Interface dataset entries:
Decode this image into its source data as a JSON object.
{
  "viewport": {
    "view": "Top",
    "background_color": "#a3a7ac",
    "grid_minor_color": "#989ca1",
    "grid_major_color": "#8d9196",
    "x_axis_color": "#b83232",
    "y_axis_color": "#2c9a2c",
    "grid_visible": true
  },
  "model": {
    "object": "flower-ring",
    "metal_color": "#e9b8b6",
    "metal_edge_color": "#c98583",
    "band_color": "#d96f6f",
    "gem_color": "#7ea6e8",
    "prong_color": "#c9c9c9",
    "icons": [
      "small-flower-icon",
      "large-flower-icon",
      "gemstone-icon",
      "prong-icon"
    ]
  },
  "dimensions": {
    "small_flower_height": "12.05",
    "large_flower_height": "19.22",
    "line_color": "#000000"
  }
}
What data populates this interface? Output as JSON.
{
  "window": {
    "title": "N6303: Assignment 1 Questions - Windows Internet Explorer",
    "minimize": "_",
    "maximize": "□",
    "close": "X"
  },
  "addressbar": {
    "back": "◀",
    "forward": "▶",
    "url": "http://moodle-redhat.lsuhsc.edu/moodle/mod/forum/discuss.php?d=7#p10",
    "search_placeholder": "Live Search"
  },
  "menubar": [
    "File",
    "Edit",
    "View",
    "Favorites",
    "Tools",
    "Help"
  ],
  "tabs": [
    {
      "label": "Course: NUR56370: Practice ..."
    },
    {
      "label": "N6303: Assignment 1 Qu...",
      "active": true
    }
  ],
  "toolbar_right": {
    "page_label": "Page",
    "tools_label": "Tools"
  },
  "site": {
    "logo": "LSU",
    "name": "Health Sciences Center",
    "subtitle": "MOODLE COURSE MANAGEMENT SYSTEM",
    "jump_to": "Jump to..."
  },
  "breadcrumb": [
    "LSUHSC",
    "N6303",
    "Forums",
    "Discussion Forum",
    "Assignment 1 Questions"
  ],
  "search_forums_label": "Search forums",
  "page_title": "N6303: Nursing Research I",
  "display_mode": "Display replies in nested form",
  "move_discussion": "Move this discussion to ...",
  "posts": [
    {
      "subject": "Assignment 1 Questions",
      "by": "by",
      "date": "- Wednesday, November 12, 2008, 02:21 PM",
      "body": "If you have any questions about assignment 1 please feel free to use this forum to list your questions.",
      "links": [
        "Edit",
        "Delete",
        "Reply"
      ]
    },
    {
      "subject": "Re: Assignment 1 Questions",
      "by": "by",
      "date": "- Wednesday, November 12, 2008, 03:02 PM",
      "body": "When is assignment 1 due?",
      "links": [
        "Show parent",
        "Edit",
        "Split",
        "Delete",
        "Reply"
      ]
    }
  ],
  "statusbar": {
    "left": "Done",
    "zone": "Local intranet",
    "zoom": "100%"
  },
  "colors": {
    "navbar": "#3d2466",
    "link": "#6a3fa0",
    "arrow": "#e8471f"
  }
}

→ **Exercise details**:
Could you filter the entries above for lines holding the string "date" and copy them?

→ **Worked solution**:
      "date": "- Wednesday, November 12, 2008, 02:21 PM",
      "date": "- Wednesday, November 12, 2008, 03:02 PM",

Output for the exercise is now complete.